If you take one high-profile count of the region’s homeless at face value, you’d assume homelessness in the South Bay is dropping. But a closer look reveals many homeless families there are hidden out of sight, a reality that has real implications for some of the most vulnerable populations in the South Bay.
Last school year, one-third of students in the San Ysidro School District were identified as homeless. In this short web documentary, Catalina Rios discusses her family’s struggle to find and afford stable housing. After living in a junkyard, Rios and her children now crowd into a tiny trailer.
San Ysidro’s demographics and its location on the border contribute to a unique set of housing woes. “I can’t get my green card without an address, I can’t work without a green card and I can’t afford an apartment without work,” said one resident whose struggle is familiar to many community members.

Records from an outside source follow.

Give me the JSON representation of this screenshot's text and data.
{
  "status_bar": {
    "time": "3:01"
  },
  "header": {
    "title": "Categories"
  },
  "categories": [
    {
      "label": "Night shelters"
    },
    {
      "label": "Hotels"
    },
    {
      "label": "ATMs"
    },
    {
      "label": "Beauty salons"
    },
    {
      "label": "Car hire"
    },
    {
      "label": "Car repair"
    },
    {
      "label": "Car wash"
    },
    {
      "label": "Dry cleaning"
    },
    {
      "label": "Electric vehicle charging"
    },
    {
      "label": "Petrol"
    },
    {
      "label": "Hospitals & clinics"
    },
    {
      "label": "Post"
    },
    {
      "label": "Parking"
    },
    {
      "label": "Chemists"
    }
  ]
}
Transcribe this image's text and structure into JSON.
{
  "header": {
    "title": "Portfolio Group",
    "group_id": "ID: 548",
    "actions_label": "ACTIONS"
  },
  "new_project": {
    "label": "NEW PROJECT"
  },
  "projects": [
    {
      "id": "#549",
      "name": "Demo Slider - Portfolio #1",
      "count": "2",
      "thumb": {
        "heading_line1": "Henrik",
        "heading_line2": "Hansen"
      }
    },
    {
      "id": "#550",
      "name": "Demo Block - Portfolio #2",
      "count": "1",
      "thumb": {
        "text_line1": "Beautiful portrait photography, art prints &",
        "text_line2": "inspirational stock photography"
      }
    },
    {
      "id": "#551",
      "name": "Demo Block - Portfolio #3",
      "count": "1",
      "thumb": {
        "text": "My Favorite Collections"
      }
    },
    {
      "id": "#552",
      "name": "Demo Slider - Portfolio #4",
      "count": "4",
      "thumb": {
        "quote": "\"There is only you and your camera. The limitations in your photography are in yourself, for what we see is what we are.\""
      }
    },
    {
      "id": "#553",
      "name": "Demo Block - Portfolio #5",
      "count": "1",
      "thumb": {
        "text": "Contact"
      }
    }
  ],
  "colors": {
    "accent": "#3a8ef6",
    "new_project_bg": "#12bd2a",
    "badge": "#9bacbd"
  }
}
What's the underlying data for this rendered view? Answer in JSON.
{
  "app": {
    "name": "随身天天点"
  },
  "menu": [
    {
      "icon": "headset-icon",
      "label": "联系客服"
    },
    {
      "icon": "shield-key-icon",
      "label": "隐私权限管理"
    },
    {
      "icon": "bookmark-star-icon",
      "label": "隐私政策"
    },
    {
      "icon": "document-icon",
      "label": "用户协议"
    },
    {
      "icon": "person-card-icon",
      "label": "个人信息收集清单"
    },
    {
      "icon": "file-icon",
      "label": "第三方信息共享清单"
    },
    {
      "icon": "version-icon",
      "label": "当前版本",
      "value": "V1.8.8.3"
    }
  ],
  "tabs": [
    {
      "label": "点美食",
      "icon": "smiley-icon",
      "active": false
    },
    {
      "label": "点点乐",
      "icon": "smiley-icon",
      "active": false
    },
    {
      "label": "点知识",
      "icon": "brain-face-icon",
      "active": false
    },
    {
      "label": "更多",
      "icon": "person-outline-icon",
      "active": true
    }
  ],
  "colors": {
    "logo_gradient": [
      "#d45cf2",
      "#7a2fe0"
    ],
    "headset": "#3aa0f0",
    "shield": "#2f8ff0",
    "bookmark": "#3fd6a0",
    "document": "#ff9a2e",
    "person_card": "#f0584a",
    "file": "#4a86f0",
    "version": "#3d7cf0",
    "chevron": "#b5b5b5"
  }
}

When a 15-year-old was killed by a semi-truck in Otay Mesa in 2014, news reports focused on the fact that the teen was on her phone. No one asked why she was walking in an industrial area where few pedestrians ever go. The answer: She was walking home from school. Home was a junkyard.
California must draw a bright line between local police and federal immigration agents, making sure victims of crime and witnesses in investigations don’t get deported or refuse to come forward because they fear being deported.
The children of a couple arrested for suspected immigration violations say they’ve been left to fend for themselves, the Border Patrol turns 93, coyotes are raising prices and more in our biweekly roundup of news from the border.
SB 54, the so-called sanctuary state bill, would be the most significant change to local immigration enforcement in a decade – and it would come not from President Donald Trump but the state.
In most situations, family members or friends of deported parents step up to take care of the kids, often without knowing how long the responsibility will last. But when no caregiver can be found, the system gets complicated.
Jose and Linda own 11 properties, including a home in an affluent neighborhood overlooking Mission Bay. But despite achieving financial success and marrying a U.S. citizen, Jose is now a priority for deportation.
When Marie Waldron was on the Escondido City Council, she proposed an ordinance to keep landlords from renting to undocumented immigrants, and the state soon passed a law outlying similar local decisions. Curiously, Waldron, now an assemblywoman, just voted to strengthen the state law passed in reaction to her proposal in Escondido.